When interviewed by police two weeks later, the teenager allegedly admitted speaking to neo-Nazis online and discussing making firearms, but said it was “all a fantasy”.
Prosecutor Matthew Brook told the court: “When asked to put himself on a scale of one to 10, with 10 being ‘full-on Nazi Hitler’, he said he was a nine to 10.”
The boy allegedly said that he had believed a race war would soon begin and had “held right-wing views for a number of years”.
“He said to the police that ... he had recently been talking to more extreme people,” Mr Brook told jurors.
"He claimed that, although he had been discussing with these people about converting guns, it had in fact all been a fantasy and he had not done anything in the real world."
Jurors were shown photographs of items found in the youth's home, including two knives, a rubber practice knife, a face-mask featuring an image of a skull, and a piece of aluminium pipe.
Sketches of home-made gun designs and one of a DIY shotgun shell were also found in a notebook, the court heard.
The boy told police the sketches found were "just doodles" or "venting", while claiming his online chats were "a game" and had been "pure fantasy".
Mr Brook said the boy claimed not to have been preparing for acts of terrorism, but added: "What the prosecution say is that the defendant was associating himself with extreme right-wing groups who saw acts of terrorism, such as so-called lone wolf shootings, as good.
"He shared their ideology and shared their view that action should be taken to accelerate the race war.

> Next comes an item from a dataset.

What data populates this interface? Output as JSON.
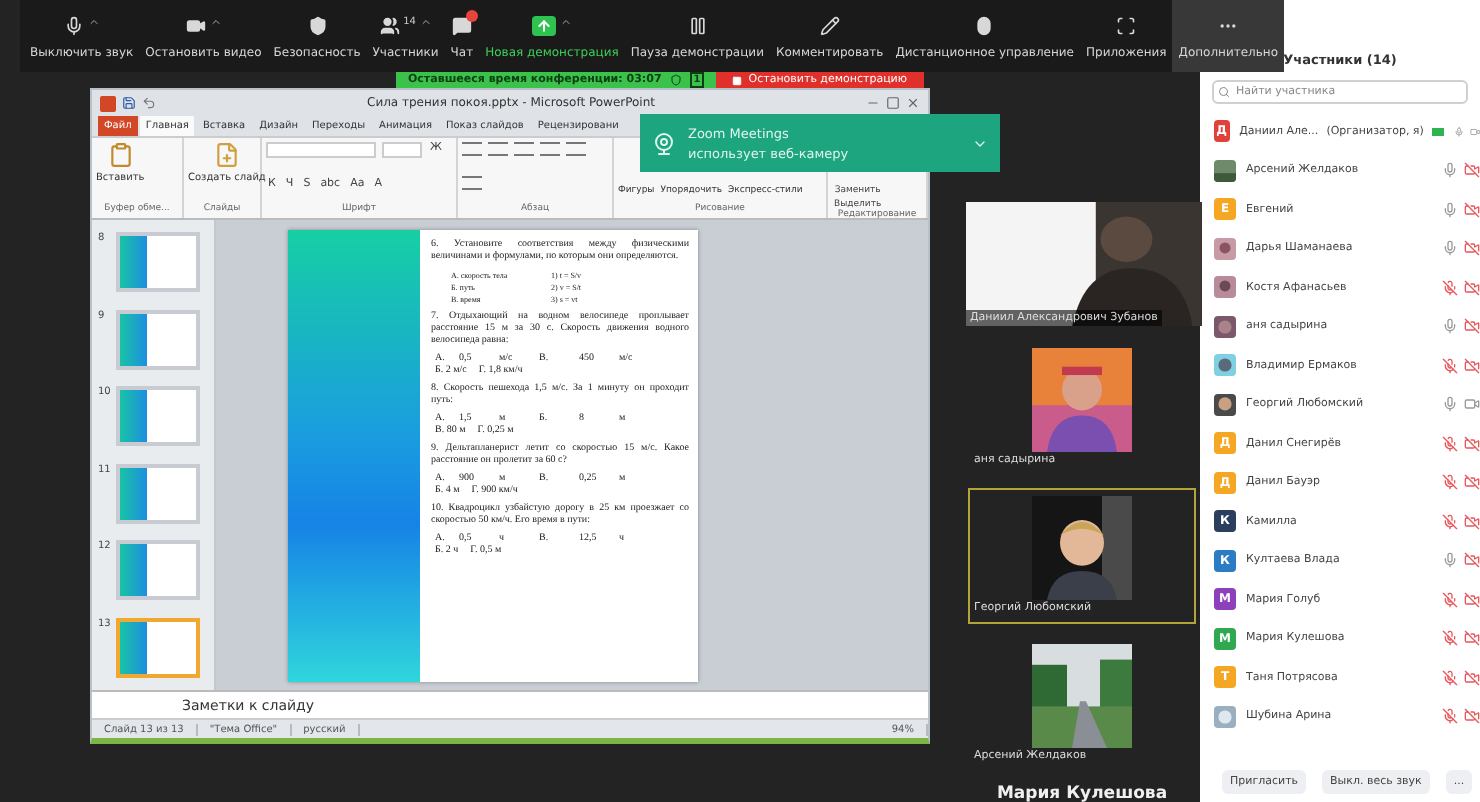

"He gave practical advice about guns, to people he believed had the same extreme right-wing ideology as him. Why? Because he wanted people to act - to arm themselves with guns and to use them.
"The prosecution do not have to prove which specific act of terrorism the defendant either intended to commit himself, or what specific act of terrorism he intended the people he was assisting to commit.
"But it amounts to people arming themselves, with guns or other weapons, to commit acts of violence for ideological extreme right-wing reasons. That was what he was taking steps to prepare for, before, thankfully, the police intervened."
The defendant was not present in court for the third day of his trial on Thursday. Judge Paul Farrer QC told the court the youth had chosen not to attend, and instructed jurors not to hold his absence against him.
The court previously heard that the defendant said he was “getting armed and getting in shape” in an online chat.
In a “test” to join FKD, the boy allegedly wrote that Jewish people “must be eradicated”, called fascism “the pursuit of restoring the natural order” and said he wanted to “go out there and provoke” a race war.
The jury heard that the teenager and other members of FKD praised Anders Breivik, the white supremacist who massacred 77 people in Norway in 2011, and called him a “saint”.
The defendant is also accused of praising the Christchurch terrorist Brenton Tarrant, and had a recording of the shootings he carried out at two mosques last year on his phone.
He denies preparing terrorist acts between April and September last year. The trial continues.
Additional reporting by Press Association